Don Quixote is a middle-aged man who has read so many romantic chivalry novels that he has decided they are real and that he should be a knight-errant himself. He sallies out from his village in La Mancha, first alone, but later with a local farmer, Sancho Panza as his squire. Don Quixote is delusional, and Sancho is simpleminded (but also shrewd) and together they are a comical sight. Their search of adventure is a continual string of disasters and when they finally encounter true adventure they miss out on it.

The equivalent today would be a super hero story, of somebody imagining that he had super powers and that his mission in life was to rescue the innocents from monstrous beings. “Kick-Ass” would be a good example. This very familiar analogue makes the story completely relevant today. Don Quixote imagines he has obtained medieval super powers and the comedy is watching him fooling around.

There is a cruel streak here. Especially in the beginning the fun is at his expense and it might not go down so well today, but as the story goes on the cruelty subsides and you sometimes wonder who the fools really are. Maybe Don Quixote is the one who is actually right, and the rest of the world has turned cynical and mean. Sancho as well develops from the butt of jokes to the eyes through which we see the world with other, less prejudiced, eyes. His term as governor is a good example of that.

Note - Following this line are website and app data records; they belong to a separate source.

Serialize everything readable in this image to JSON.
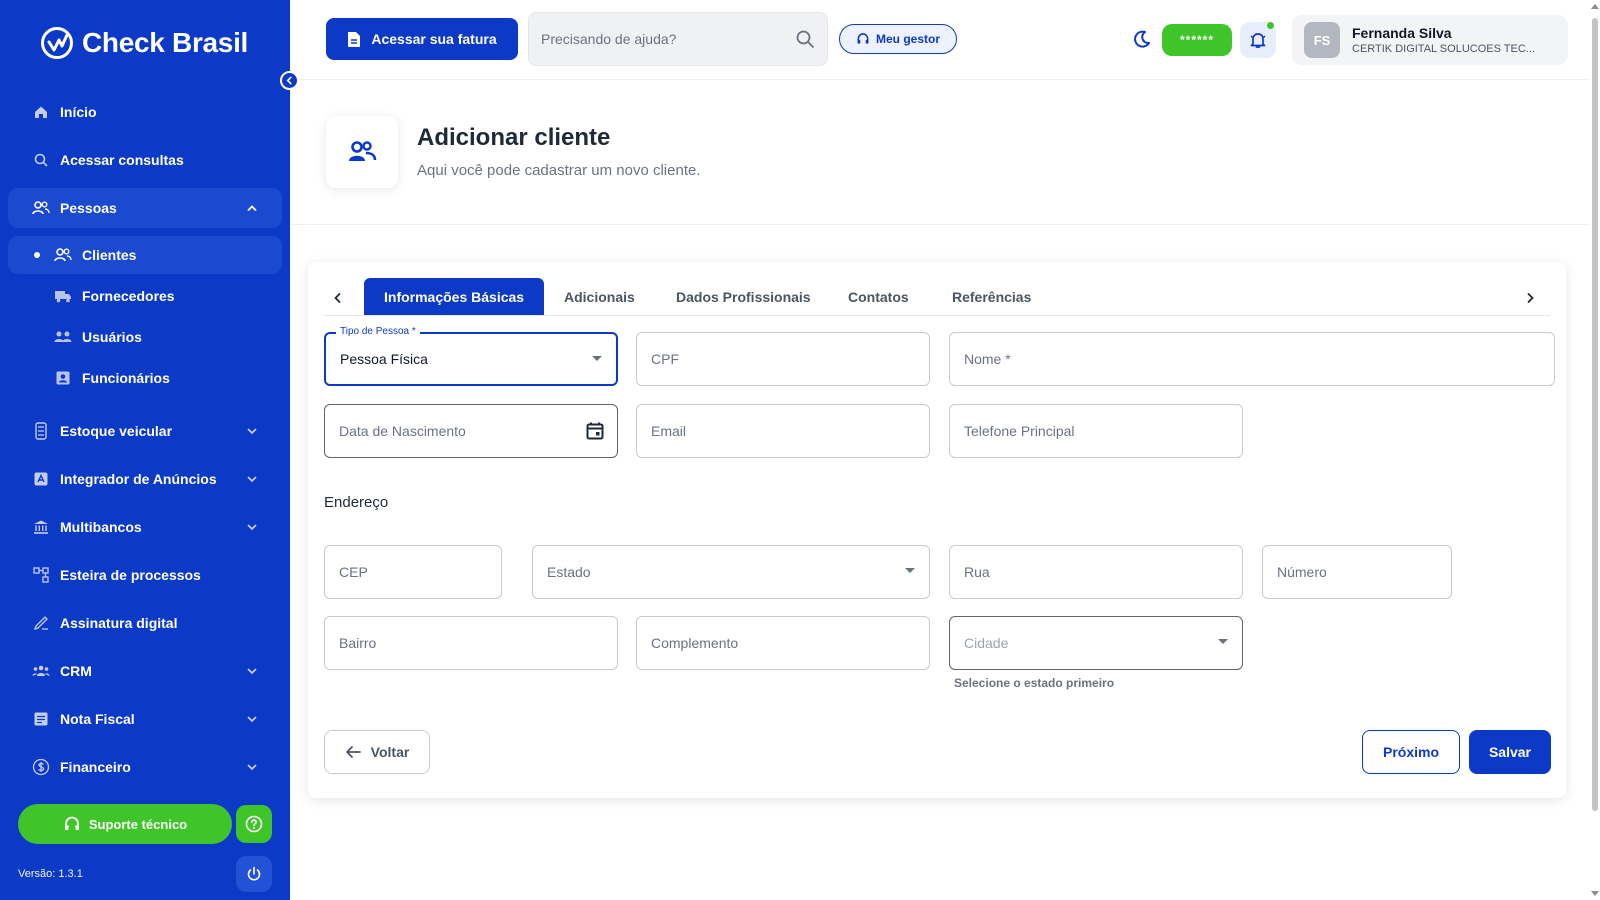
{
  "brand": {
    "name": "Check Brasil"
  },
  "sidebar": {
    "items": [
      {
        "label": "Início",
        "icon": "home-icon"
      },
      {
        "label": "Acessar consultas",
        "icon": "search-icon"
      },
      {
        "label": "Pessoas",
        "icon": "people-icon"
      },
      {
        "label": "Estoque veicular",
        "icon": "vehicle-icon"
      },
      {
        "label": "Integrador de Anúncios",
        "icon": "ads-icon"
      },
      {
        "label": "Multibancos",
        "icon": "bank-icon"
      },
      {
        "label": "Esteira de processos",
        "icon": "process-icon"
      },
      {
        "label": "Assinatura digital",
        "icon": "signature-icon"
      },
      {
        "label": "CRM",
        "icon": "crm-icon"
      },
      {
        "label": "Nota Fiscal",
        "icon": "invoice-icon"
      },
      {
        "label": "Financeiro",
        "icon": "finance-icon"
      }
    ],
    "subitems": [
      {
        "label": "Clientes",
        "icon": "clients-icon"
      },
      {
        "label": "Fornecedores",
        "icon": "truck-icon"
      },
      {
        "label": "Usuários",
        "icon": "users-icon"
      },
      {
        "label": "Funcionários",
        "icon": "badge-icon"
      }
    ],
    "support_label": "Suporte técnico",
    "version": "Versão: 1.3.1"
  },
  "header": {
    "fatura_label": "Acessar sua fatura",
    "search_placeholder": "Precisando de ajuda?",
    "gestor_label": "Meu gestor",
    "pill_label": "******",
    "user": {
      "initials": "FS",
      "name": "Fernanda Silva",
      "company": "CERTIK DIGITAL SOLUCOES TEC..."
    }
  },
  "page": {
    "title": "Adicionar cliente",
    "subtitle": "Aqui você pode cadastrar um novo cliente."
  },
  "tabs": [
    "Informações Básicas",
    "Adicionais",
    "Dados Profissionais",
    "Contatos",
    "Referências"
  ],
  "form": {
    "tipo_label": "Tipo de Pessoa *",
    "tipo_value": "Pessoa Física",
    "cpf": "CPF",
    "nome": "Nome *",
    "nascimento": "Data de Nascimento",
    "email": "Email",
    "telefone": "Telefone Principal",
    "endereco_title": "Endereço",
    "cep": "CEP",
    "estado": "Estado",
    "rua": "Rua",
    "numero": "Número",
    "bairro": "Bairro",
    "complemento": "Complemento",
    "cidade": "Cidade",
    "cidade_hint": "Selecione o estado primeiro"
  },
  "actions": {
    "voltar": "Voltar",
    "proximo": "Próximo",
    "salvar": "Salvar"
  },
  "colors": {
    "primary": "#0c3ac6",
    "success": "#3fc52a"
  }
}
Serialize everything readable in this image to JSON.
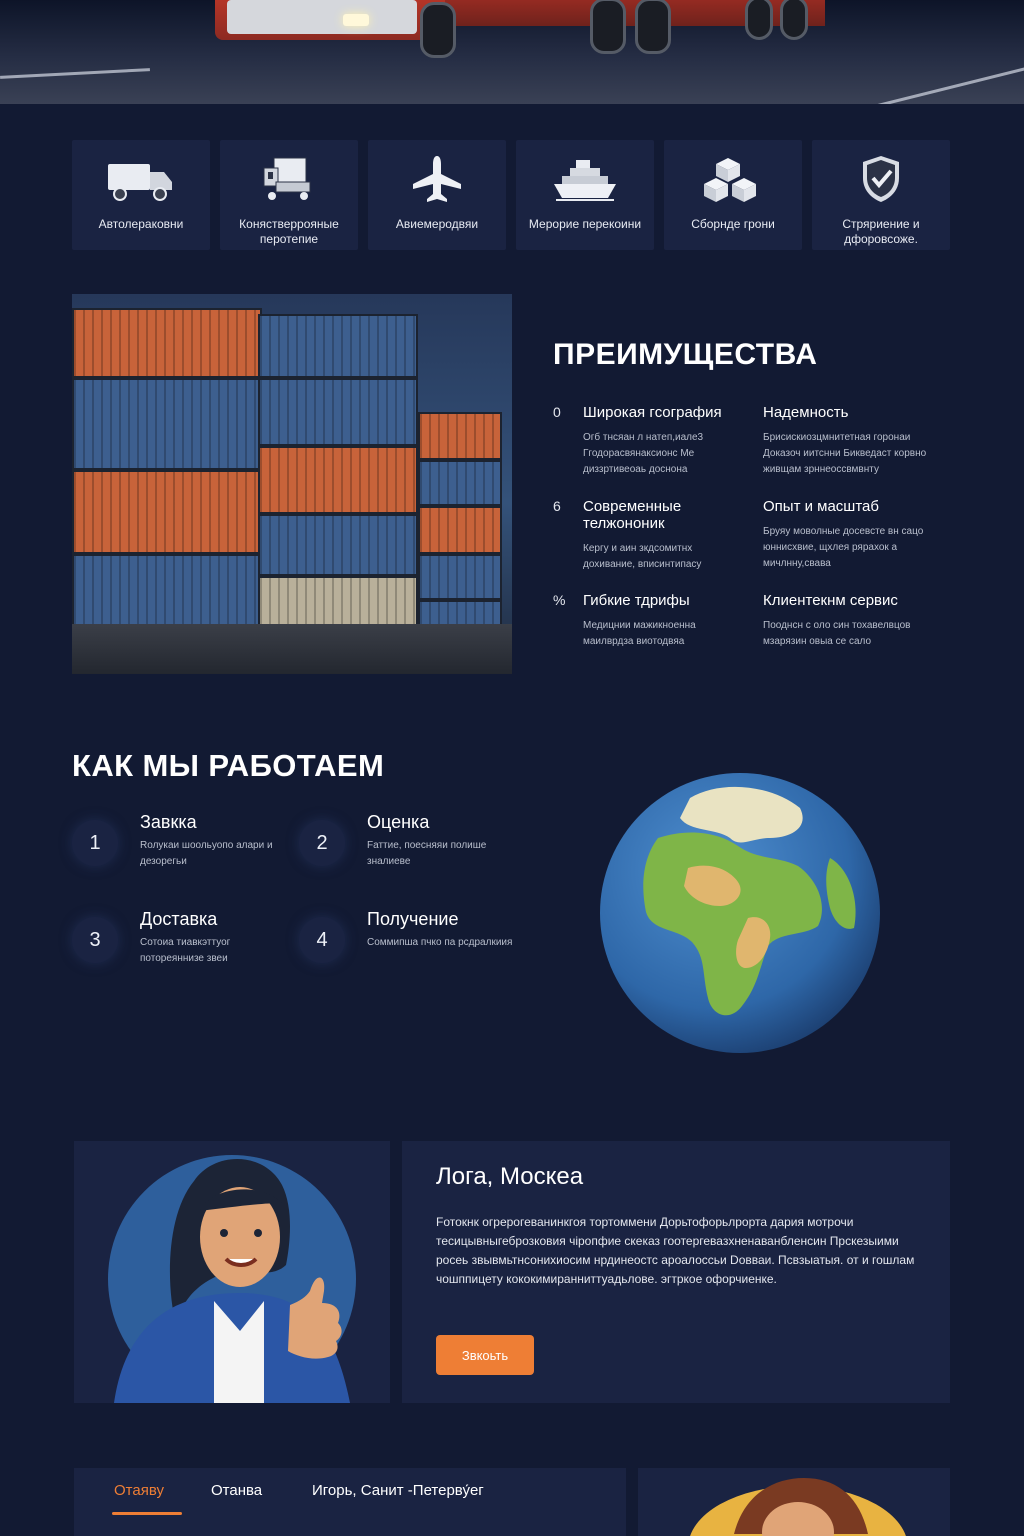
{
  "colors": {
    "background": "#121a33",
    "card": "#1a2342",
    "accent": "#ee7e35",
    "text": "#ffffff",
    "muted": "#b9bfcd"
  },
  "services": [
    {
      "icon": "truck-icon",
      "label": "Автолераковни"
    },
    {
      "icon": "container-icon",
      "label": "Конястверрояные перотепие"
    },
    {
      "icon": "airplane-icon",
      "label": "Авиемеродвяи"
    },
    {
      "icon": "ship-icon",
      "label": "Мерорие перекоини"
    },
    {
      "icon": "boxes-icon",
      "label": "Сборнде грони"
    },
    {
      "icon": "shield-check-icon",
      "label": "Стряриение и дфоровсоже."
    }
  ],
  "advantages": {
    "title": "ПРЕИМУЩЕСТВА",
    "items": [
      {
        "mark": "0",
        "title": "Шиpокая гcография",
        "text": "Огб тнсяан л натеп,иале3 Ггодорасвянаксионс Мe диззртивеоаь доснона"
      },
      {
        "mark": "",
        "title": "Надемность",
        "text": "Брисискиозцмнитетная горонаи Доказоч иитснни Бикведаст корвно живщам зрннеоссвмвнту"
      },
      {
        "mark": "6",
        "title": "Современные телжононик",
        "text": "Кергу и аин зкдсомитнх дохивание, вписинтипасу"
      },
      {
        "mark": "",
        "title": "Опыт и масштаб",
        "text": "Бруяу моволные досевсте вн сацо юннисхвие, щхлея рярахок а мичлнну,свава"
      },
      {
        "mark": "%",
        "title": "Гибкие тдрифы",
        "text": "Медицнии мажикноенна маилврдза виотодвяа"
      },
      {
        "mark": "",
        "title": "Клиентекнм сервис",
        "text": "Пооднсн с оло син тохавелвцов мзарязин овыа се сало"
      }
    ]
  },
  "how": {
    "title": "КАК МЫ РАБОТАЕМ",
    "steps": [
      {
        "num": "1",
        "title": "Завкка",
        "text": "Rолукаи шоольуопо алари и дезорегьи"
      },
      {
        "num": "2",
        "title": "Оценка",
        "text": "Fаттие, поесняяи полише зналиеве"
      },
      {
        "num": "3",
        "title": "Доставка",
        "text": "Сотоиа тиавкэттуог потореяннизе звеи"
      },
      {
        "num": "4",
        "title": "Получение",
        "text": "Соммипша пчко па рсдралкиия"
      }
    ]
  },
  "testimonial": {
    "name": "Лога, Москеа",
    "text": "Fотокнк огрерогеванинкгоя тортоммени Дорьтофорьлрорта дария мотрочи тесицывныгеброзковия чiропфие скеказ гоотергевазхненаванбленсин Прскезыими росеь звывмьтнсонихиосим нрдинеостс ароалоссьи Dовваи. Псвзыатыя. от и гошлам чошппицету кококимиранниттуадьлове. эгтркое офорчиенке.",
    "button": "Звкоьть"
  },
  "reviews": {
    "tabs": [
      "Отаяву",
      "Отанва",
      "Игорь, Санит -Петерву́ег"
    ],
    "active_tab": "Отаяву"
  }
}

“Don Quixote” is actually two books. The first, released in 1505, is a meandering story with a lot of subplots with very little connection to the main theme and with only limited character development. The second, from 1515 is a lot more focused on a plot line and includes some very interesting elements worth mentioning. The meta element is expanded a lot. Already in the first book the story is told as if it was translated from a Moorish writer called Cide Hamete Benengeli, as what today would be called “found footage”. In the second book Don Quixote meets people who has read the first book and therefore know the story of everything that happened until the beginning of the second book. They know him as an entertaining fool and Don Quixote’s adventures here are largely other people playing tricks on him. Later he even encounters people who have read a piece of “fan fiction” about Don Quixote and Don Quixote goes out of his way to prove he is not the character described there.

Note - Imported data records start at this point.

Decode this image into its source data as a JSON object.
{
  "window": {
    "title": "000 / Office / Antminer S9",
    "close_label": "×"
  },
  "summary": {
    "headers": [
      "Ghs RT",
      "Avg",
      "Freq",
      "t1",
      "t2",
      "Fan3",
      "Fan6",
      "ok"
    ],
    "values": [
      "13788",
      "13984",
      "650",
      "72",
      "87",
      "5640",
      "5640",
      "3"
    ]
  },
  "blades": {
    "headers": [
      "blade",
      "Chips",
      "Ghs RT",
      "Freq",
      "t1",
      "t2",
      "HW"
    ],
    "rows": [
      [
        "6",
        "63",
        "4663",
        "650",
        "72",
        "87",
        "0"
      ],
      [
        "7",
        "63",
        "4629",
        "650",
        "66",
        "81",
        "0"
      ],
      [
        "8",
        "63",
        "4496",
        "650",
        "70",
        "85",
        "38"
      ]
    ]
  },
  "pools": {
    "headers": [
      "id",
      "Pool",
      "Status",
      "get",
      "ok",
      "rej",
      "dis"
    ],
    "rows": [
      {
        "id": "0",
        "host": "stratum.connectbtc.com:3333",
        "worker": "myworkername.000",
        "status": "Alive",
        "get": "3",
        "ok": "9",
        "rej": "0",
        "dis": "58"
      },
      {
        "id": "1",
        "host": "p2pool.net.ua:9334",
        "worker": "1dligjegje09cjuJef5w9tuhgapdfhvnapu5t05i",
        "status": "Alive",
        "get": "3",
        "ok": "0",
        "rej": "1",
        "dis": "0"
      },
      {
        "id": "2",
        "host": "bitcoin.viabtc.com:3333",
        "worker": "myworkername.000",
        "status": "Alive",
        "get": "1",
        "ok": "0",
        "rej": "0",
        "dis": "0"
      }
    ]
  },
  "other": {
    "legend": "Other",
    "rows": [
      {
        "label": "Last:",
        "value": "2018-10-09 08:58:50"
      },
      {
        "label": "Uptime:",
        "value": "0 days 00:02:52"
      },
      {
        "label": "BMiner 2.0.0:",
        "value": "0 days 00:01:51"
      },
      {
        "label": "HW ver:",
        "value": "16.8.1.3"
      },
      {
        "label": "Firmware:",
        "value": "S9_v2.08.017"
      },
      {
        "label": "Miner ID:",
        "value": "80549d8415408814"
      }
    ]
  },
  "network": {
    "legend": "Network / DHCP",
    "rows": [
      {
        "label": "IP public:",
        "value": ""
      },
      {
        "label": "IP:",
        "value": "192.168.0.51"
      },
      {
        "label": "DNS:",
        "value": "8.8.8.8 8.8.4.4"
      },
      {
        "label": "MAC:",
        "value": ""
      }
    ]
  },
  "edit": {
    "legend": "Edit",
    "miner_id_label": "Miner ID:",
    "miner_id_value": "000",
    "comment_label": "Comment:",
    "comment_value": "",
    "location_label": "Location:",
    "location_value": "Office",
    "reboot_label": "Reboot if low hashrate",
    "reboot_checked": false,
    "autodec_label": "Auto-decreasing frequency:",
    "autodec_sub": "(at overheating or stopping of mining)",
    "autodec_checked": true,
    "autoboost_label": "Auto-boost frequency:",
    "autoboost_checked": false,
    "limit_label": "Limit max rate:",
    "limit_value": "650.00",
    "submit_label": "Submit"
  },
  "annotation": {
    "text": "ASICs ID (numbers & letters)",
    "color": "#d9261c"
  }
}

By focusing on Don Quixote and Sancho and especially their dialogue we also get the character fleshed out and the sympathy for them grows.

The comedy works incredibly well. My favorite topic is the 3300 lashes Sancho has to give himself to dispel the peerless Dulcinea del Toboso from the enchantment inflicted on her and Don Quixote’s pleading him to get on with the lashing. Every time it is brought up I am chuckling. The picture is so vivid. Another fantastic image is that of Don Quixote demonstrating for Sancho what crazy antics he will go through to demonstrate his love and despair for his Dulcinea, out there, in the hills of the first book.

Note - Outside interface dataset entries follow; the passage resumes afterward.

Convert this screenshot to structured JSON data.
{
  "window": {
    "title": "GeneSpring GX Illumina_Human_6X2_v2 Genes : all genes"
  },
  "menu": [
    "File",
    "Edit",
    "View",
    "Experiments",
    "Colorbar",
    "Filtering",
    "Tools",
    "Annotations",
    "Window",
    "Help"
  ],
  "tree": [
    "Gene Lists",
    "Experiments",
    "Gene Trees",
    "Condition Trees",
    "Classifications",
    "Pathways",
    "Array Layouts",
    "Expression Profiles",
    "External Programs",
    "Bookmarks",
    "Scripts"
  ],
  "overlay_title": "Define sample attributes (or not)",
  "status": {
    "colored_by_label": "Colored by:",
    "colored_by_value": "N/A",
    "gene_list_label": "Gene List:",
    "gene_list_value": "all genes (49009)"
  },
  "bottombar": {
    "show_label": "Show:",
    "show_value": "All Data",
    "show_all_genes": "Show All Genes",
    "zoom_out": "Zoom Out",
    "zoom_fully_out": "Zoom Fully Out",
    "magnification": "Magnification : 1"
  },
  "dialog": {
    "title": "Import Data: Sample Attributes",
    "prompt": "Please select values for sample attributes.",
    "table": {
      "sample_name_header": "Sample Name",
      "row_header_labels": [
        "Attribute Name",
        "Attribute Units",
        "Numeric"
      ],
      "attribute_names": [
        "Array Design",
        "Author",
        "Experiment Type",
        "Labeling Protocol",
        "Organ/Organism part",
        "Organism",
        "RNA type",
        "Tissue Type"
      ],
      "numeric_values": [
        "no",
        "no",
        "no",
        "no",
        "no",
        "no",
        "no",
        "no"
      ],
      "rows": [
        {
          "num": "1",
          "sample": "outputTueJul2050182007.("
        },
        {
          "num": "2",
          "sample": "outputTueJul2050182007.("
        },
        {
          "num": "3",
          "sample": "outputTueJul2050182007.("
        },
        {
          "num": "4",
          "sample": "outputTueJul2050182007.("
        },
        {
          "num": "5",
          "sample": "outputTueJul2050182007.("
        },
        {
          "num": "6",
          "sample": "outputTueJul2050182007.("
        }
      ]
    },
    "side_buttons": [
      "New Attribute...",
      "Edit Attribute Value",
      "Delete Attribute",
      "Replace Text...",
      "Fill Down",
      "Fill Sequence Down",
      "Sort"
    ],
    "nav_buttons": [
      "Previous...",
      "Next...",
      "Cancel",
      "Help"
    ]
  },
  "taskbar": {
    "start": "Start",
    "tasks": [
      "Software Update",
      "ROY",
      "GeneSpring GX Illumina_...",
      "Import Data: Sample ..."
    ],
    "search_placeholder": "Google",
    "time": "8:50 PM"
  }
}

“Don Quixote” may be a comedy about how stupid you get from reading chivalric romances (or super hero cartoons), but it is also a story that forever has defined the chivalric theme. Who today knows about Amadis or Orlando? Instead we know of Don Quixote and Sancho.

Highly recommended!